I like to bust stigmas around marriage, menopause, marijuana and motherhood.

Blue or gold? Blame the brain

Have you ever been so frustrated with someone who doesn’t seem to be picking up what you’re putting down? They don’t understand what you’re saying and you just can’t seem to make them see your side no matter how emphatically you try? Are they even listening?

This is a constant battle in my marriage. My husband says something, I get offended or upset. My response flabbergasts him.  How did I get ‘that’ from ‘this’, he wonders? Then I think he’s backtracking. Surely he’s realized he’s put his foot in it. But no, he stands firmly by what he’s saying and can’t understand why I’m starting to raise my voice and throw things.

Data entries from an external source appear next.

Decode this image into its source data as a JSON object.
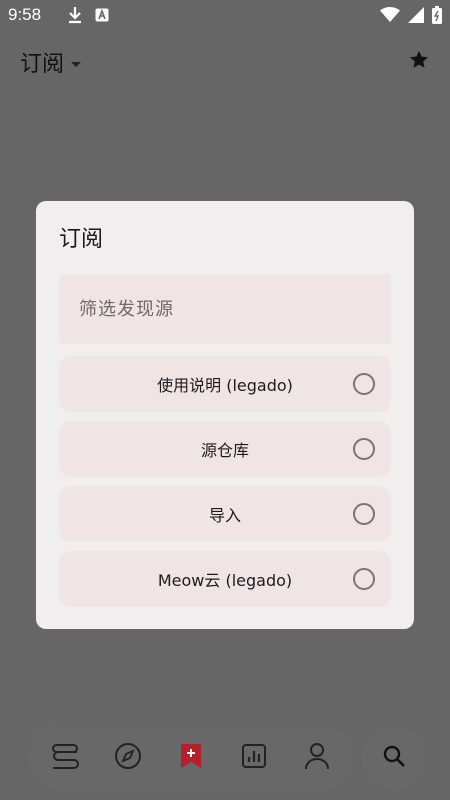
{
  "status_bar": {
    "time": "9:58"
  },
  "app_bar": {
    "title": "订阅"
  },
  "dialog": {
    "title": "订阅",
    "filter_placeholder": "筛选发现源",
    "options": [
      {
        "label": "使用说明 (legado)",
        "selected": false
      },
      {
        "label": "源仓库",
        "selected": false
      },
      {
        "label": "导入",
        "selected": false
      },
      {
        "label": "Meow云 (legado)",
        "selected": false
      }
    ]
  },
  "bottom_nav": {
    "items": [
      {
        "icon": "bookshelf-icon",
        "active": false
      },
      {
        "icon": "compass-icon",
        "active": false
      },
      {
        "icon": "rss-bookmark-icon",
        "active": true
      },
      {
        "icon": "chart-icon",
        "active": false
      },
      {
        "icon": "person-icon",
        "active": false
      }
    ],
    "search_icon": "search-icon"
  },
  "colors": {
    "scrim": "#666666",
    "dialog_bg": "#f0eeee",
    "option_bg": "#efe5e4",
    "accent": "#b3212d"
  }
}
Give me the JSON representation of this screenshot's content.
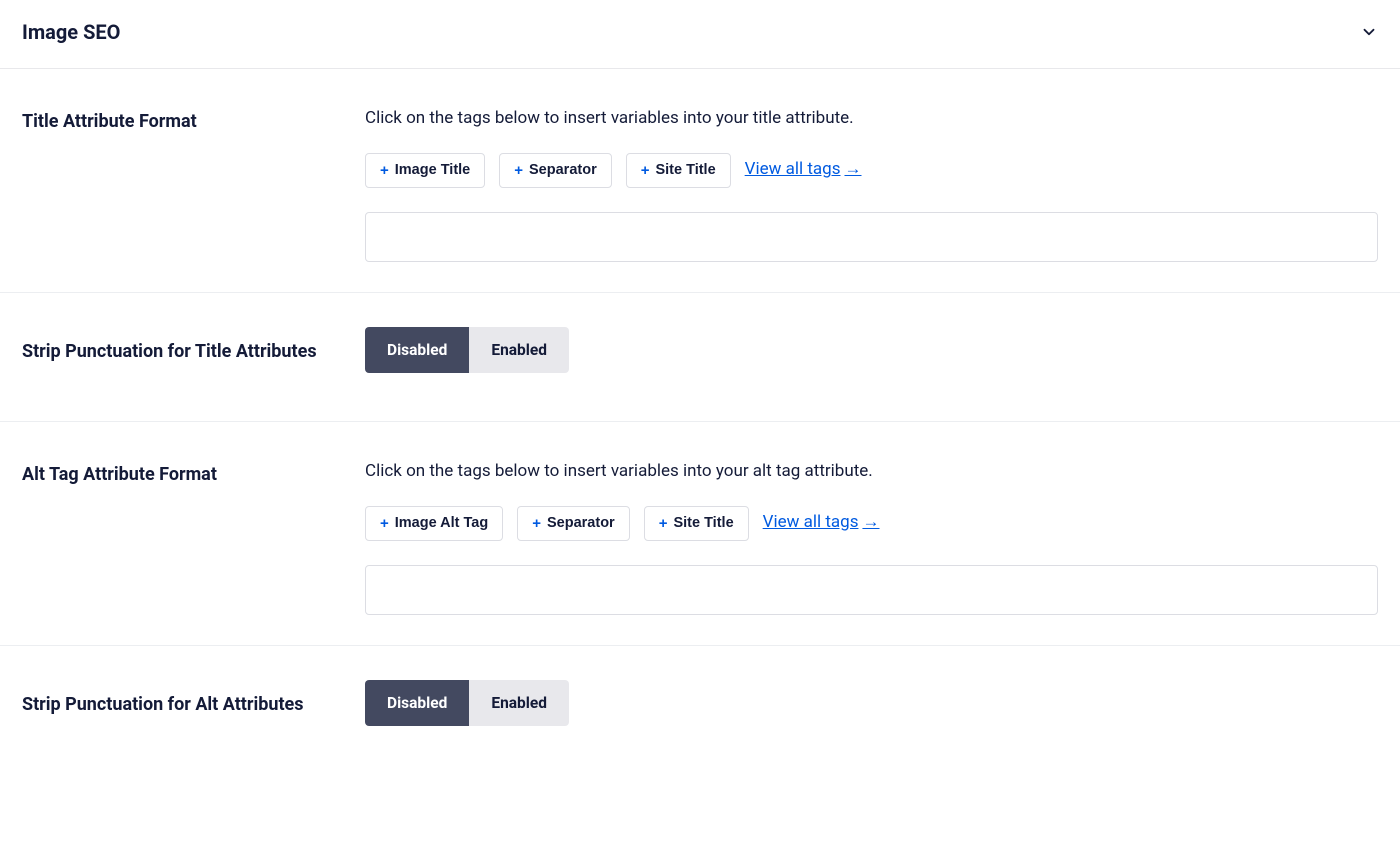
{
  "header": {
    "title": "Image SEO"
  },
  "title_format": {
    "label": "Title Attribute Format",
    "help": "Click on the tags below to insert variables into your title attribute.",
    "tags": [
      "Image Title",
      "Separator",
      "Site Title"
    ],
    "view_all": "View all tags",
    "value": ""
  },
  "title_strip": {
    "label": "Strip Punctuation for Title Attributes",
    "options": {
      "disabled": "Disabled",
      "enabled": "Enabled"
    },
    "selected": "disabled"
  },
  "alt_format": {
    "label": "Alt Tag Attribute Format",
    "help": "Click on the tags below to insert variables into your alt tag attribute.",
    "tags": [
      "Image Alt Tag",
      "Separator",
      "Site Title"
    ],
    "view_all": "View all tags",
    "value": ""
  },
  "alt_strip": {
    "label": "Strip Punctuation for Alt Attributes",
    "options": {
      "disabled": "Disabled",
      "enabled": "Enabled"
    },
    "selected": "disabled"
  }
}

My “aha’ moment

The other night at a dinner party, someone mentioned the “Yannie versus Laurel” test.  Click here to see what I’m talking about and tell me, did you hear Yanni or did you hear Laurel? Greg (the husband in question here) clearly heard Laurel. I clearly heard Yanni. We were both listening to the same audio file at the same time! Yet I could not hear Laurel and for the life of him, he could not hear Yanni. It was frustrating – how could he not hear what I was hearing? Why was he being so difficult?

How are we so black and white on blue or gold? #thedress

relationships, marriage, how to argue, miscomunicationRemember the famous blue dress? Some people could only see a gold dress and others only saw a blue dress. It was a polarizing experience. There was no middle ground. They say people either love coriander (me) or they think it tastes like soap and they despise it. There are apparently no fence-sitters on this issue.

How about the old sketch where some people saw an old woman while others saw a young woman? How is it possible we can look and hear the same thing and yet come away with completely different opinions and perspectives? And even more so – we can’t even hear or see what the other person sees even if we try? How are we so black and white when it comes to blue or black?

Blame the brain

blue or gold dress, relationshipsEvidently it’s simple science. A perception issue. We process information differently when it enters our brain. ASAP SCIENCE nails it for us by explaining a phenomenon known as Colour Constancy. It’s all coming from the brain – not the heart. We don’t try or want to see something as one or the other. Our brain is telling us what it sees based on assumptions around the dress when we see it. It could be the lighting around it or time of day, etc. There are many factors that affect our interpretation of an object.

Whatever the factors the fact remains we are not seeing the dress the same as everyone else. We are applying our own assumptions and interpretations to drive what we see.

Problem solved?

Now that we know this, it’s possible that my husband isn’t wrong 100% of the time. It’s possible that he is saying one thing and I am hearing it differently. It’s possible that what someone says to us and what we hear are literally being mixed and jumbled by our brains, not our minds or our own agendas. I’m not saying this lets us off the hook when we have a misunderstanding but it sure has opened my mind up to the possibility that sometimes I have to take a step back before I react with my emotions and check in with my brain or ASAP SCIENCE first.

So now the challenge becomes, how do I get him to see the blue dress? I can’t. It’s a great insight into our relationship dynamics and it’s almost a relief to know that some of our miscommunication comes down to science.

How does this help?

Perhaps it makes things a little easier in those intense moments to blame the brain. Maybe much of our miscommunication really does come from literally seeing things differently and not from a controllable difference in opinions. I used to think that when I said ‘black’, Greg said ‘white’ but maybe we truly do see things as different colours, words and sounds. (NOTE: This does NOT excuse someone from calling out the wrong name in bed.)

The struggle for power can be an issue in some relationships and it helps to know that not everything we say or do comes from a need for control or a need to ‘win’ but rather something a little more out of our conscious control.  Perspective, in this case is something we can’t always change.

Knowing this, we can strip away some of the emotion and apply more logic and understanding to help solve our issues quicker and with fewer fights or tears. We see the intent is not to be combative.  Sometimes we truly do see and hear things completely differently and it’s not personal. If we replace our ego with science we might actually get somewhere.

Now that gives us something to work with.

Off I go to buy a blue dress!

Does this happen to you? Am I alone in thinking this might just bring a better understanding to many different types of relationships? Did you see the blue or the gold dress?